» **RECORDS SUPPLIED**:

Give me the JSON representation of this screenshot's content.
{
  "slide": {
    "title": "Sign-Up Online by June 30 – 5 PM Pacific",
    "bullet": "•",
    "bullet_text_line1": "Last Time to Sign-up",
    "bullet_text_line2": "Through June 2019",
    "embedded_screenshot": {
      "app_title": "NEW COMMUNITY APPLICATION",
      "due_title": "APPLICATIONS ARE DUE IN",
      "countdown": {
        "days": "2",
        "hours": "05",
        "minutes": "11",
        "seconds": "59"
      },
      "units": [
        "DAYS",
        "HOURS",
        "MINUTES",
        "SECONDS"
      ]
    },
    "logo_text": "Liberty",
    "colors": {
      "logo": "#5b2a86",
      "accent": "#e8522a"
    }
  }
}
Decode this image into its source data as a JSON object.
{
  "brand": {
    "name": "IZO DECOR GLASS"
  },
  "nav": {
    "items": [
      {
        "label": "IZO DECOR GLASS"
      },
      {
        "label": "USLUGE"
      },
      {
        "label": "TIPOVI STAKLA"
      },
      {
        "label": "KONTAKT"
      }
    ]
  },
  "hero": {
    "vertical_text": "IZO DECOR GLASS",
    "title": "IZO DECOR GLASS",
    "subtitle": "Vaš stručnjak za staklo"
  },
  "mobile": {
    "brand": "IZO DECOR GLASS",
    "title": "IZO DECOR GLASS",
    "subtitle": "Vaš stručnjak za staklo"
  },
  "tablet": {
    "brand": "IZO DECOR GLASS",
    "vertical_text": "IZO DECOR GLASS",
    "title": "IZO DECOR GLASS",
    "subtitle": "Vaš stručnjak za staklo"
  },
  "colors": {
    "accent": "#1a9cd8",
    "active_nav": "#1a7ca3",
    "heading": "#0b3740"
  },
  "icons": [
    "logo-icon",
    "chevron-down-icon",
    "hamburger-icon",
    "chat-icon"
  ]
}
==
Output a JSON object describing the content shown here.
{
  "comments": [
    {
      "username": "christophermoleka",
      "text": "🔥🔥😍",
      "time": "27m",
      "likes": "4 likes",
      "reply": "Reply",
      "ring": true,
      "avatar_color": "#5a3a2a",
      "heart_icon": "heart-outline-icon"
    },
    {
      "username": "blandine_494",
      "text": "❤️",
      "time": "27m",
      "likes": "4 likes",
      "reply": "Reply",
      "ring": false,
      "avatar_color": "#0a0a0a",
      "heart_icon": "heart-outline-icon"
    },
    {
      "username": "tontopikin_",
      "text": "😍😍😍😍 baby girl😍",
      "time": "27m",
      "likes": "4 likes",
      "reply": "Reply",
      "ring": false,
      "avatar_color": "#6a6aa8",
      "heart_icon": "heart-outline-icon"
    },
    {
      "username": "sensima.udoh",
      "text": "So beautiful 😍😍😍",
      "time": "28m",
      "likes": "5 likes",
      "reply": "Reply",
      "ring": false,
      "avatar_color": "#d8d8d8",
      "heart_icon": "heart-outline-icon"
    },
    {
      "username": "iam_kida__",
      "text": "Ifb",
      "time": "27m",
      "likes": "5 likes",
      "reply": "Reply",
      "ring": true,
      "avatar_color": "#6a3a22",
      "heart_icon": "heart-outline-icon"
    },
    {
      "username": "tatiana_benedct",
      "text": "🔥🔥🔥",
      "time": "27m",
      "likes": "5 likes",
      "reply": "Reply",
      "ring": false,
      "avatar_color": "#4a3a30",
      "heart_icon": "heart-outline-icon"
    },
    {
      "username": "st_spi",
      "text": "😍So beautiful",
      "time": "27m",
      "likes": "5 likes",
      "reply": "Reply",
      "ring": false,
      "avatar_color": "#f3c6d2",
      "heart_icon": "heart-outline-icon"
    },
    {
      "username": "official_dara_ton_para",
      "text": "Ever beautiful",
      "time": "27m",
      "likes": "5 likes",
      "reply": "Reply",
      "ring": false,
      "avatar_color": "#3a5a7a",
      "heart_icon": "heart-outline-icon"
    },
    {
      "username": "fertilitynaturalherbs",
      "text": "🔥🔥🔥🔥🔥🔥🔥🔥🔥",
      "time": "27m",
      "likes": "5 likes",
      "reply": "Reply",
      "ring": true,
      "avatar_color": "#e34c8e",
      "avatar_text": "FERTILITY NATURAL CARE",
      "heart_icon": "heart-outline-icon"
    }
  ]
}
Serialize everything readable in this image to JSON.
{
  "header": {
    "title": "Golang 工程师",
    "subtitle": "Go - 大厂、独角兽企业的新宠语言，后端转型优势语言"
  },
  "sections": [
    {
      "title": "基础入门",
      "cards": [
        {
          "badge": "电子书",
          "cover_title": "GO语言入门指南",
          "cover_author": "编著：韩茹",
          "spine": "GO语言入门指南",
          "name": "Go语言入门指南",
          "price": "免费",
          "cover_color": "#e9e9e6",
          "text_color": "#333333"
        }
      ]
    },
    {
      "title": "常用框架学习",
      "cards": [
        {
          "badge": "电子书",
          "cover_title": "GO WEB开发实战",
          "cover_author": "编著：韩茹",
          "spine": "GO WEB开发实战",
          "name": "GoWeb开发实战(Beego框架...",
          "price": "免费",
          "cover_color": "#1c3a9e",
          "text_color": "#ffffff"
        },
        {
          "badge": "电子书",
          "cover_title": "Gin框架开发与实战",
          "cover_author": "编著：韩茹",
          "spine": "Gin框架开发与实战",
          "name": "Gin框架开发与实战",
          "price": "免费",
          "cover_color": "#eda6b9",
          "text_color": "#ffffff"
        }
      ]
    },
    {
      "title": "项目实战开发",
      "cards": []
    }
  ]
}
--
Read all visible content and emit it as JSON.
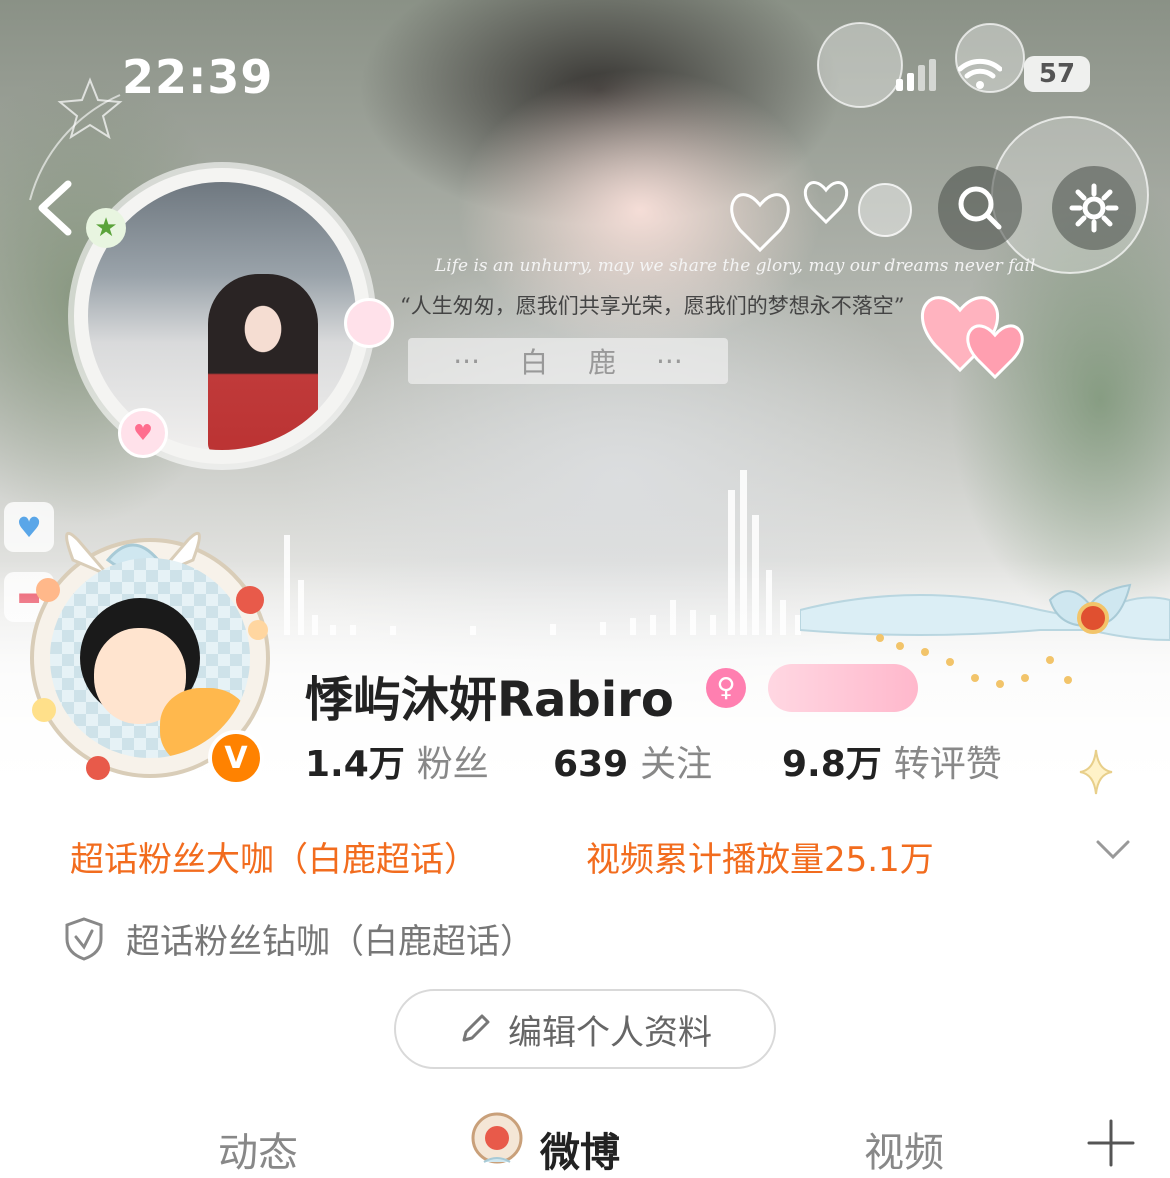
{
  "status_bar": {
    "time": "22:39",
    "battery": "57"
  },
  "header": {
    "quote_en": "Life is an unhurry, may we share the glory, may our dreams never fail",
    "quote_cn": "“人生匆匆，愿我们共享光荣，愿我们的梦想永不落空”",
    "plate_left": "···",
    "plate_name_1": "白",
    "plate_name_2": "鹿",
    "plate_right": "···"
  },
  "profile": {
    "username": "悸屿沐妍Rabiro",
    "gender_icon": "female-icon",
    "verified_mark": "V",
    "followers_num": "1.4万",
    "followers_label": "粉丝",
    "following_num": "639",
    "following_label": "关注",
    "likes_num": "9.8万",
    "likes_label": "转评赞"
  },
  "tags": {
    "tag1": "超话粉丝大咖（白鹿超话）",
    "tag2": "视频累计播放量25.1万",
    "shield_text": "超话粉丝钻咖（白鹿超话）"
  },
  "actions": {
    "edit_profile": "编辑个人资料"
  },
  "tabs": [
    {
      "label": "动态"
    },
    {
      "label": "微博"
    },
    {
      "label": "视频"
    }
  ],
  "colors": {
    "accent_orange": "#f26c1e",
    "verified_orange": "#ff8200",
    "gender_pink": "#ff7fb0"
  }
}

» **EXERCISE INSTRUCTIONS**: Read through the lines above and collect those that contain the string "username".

» **TASK RESPONSE**:
      "username": "christophermoleka",
      "username": "blandine_494",
      "username": "tontopikin_",
      "username": "sensima.udoh",
      "username": "iam_kida__",
      "username": "tatiana_benedct",
      "username": "st_spi",
      "username": "official_dara_ton_para",
      "username": "fertilitynaturalherbs",
    "username": "悸屿沐妍Rabiro",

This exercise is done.